START Task input

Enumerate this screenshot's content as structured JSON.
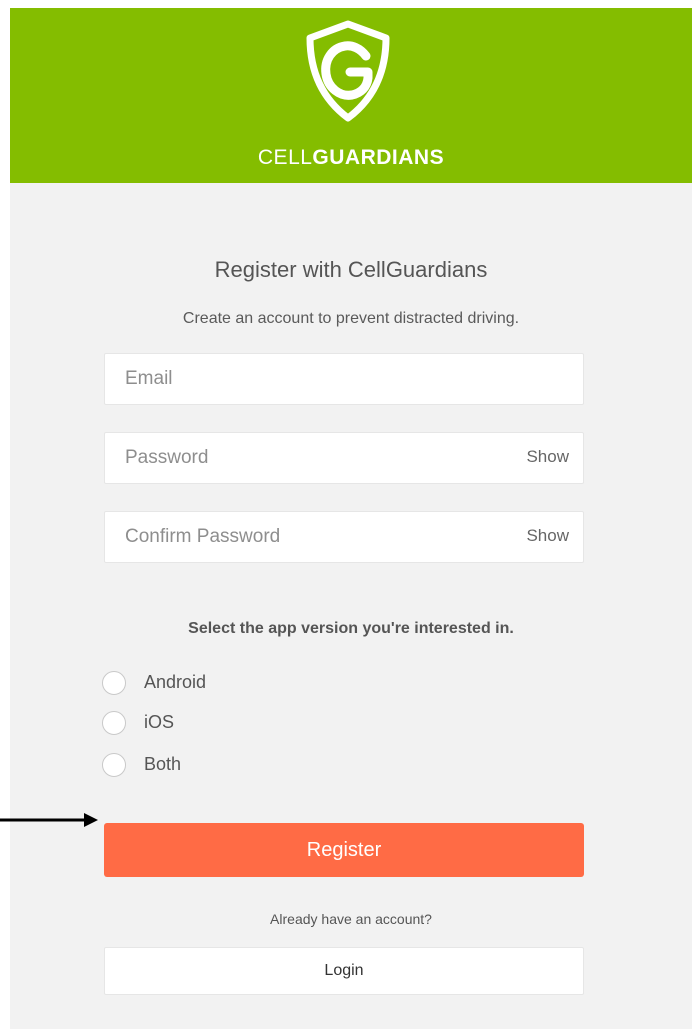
{
  "header": {
    "brand_light": "CELL",
    "brand_bold": "GUARDIANS",
    "logo_icon": "shield-g-logo-icon",
    "background_color": "#84bd00"
  },
  "form": {
    "title": "Register with CellGuardians",
    "subtitle": "Create an account to prevent distracted driving.",
    "email_placeholder": "Email",
    "password_placeholder": "Password",
    "confirm_placeholder": "Confirm Password",
    "show_label": "Show",
    "version_prompt": "Select the app version you're interested in.",
    "versions": [
      "Android",
      "iOS",
      "Both"
    ],
    "register_label": "Register",
    "register_color": "#ff6b45",
    "already_label": "Already have an account?",
    "login_label": "Login"
  }
}
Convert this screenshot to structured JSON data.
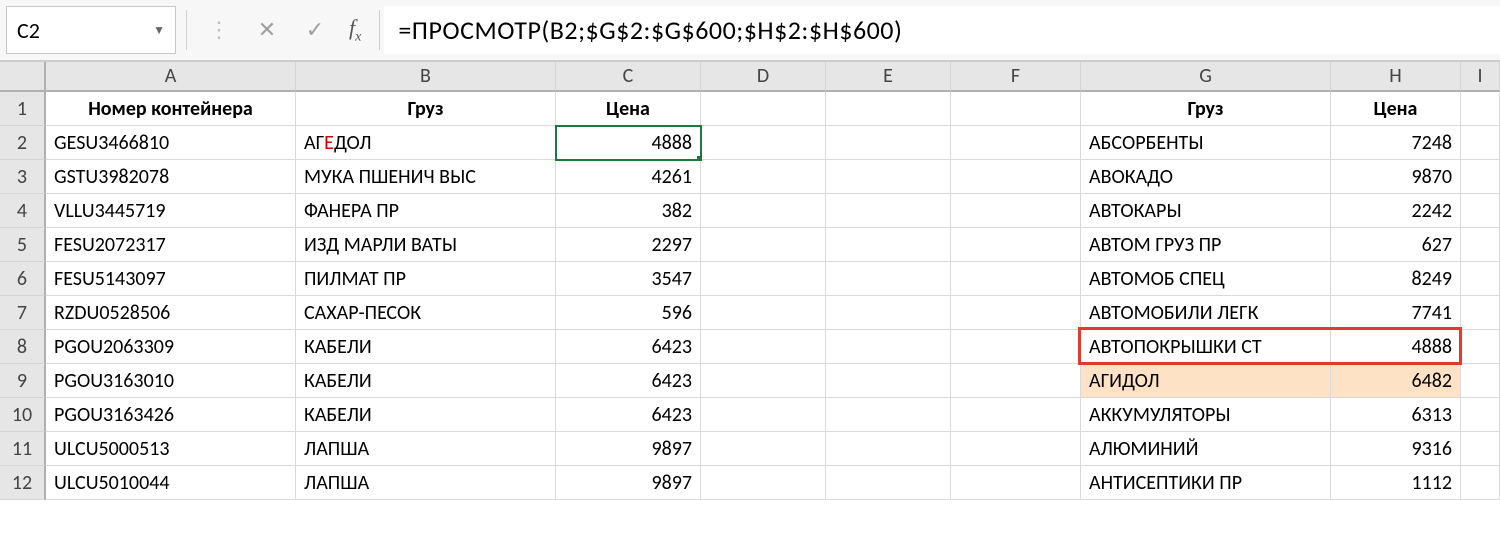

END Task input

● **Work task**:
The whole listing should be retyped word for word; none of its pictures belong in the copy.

● **Reply to the exercise**:
Enumerate this screenshot's content as structured JSON.
{
  "header": {
    "brand_light": "CELL",
    "brand_bold": "GUARDIANS",
    "logo_icon": "shield-g-logo-icon",
    "background_color": "#84bd00"
  },
  "form": {
    "title": "Register with CellGuardians",
    "subtitle": "Create an account to prevent distracted driving.",
    "email_placeholder": "Email",
    "password_placeholder": "Password",
    "confirm_placeholder": "Confirm Password",
    "show_label": "Show",
    "version_prompt": "Select the app version you're interested in.",
    "versions": [
      "Android",
      "iOS",
      "Both"
    ],
    "register_label": "Register",
    "register_color": "#ff6b45",
    "already_label": "Already have an account?",
    "login_label": "Login"
  }
}
Convert this screenshot to structured JSON data.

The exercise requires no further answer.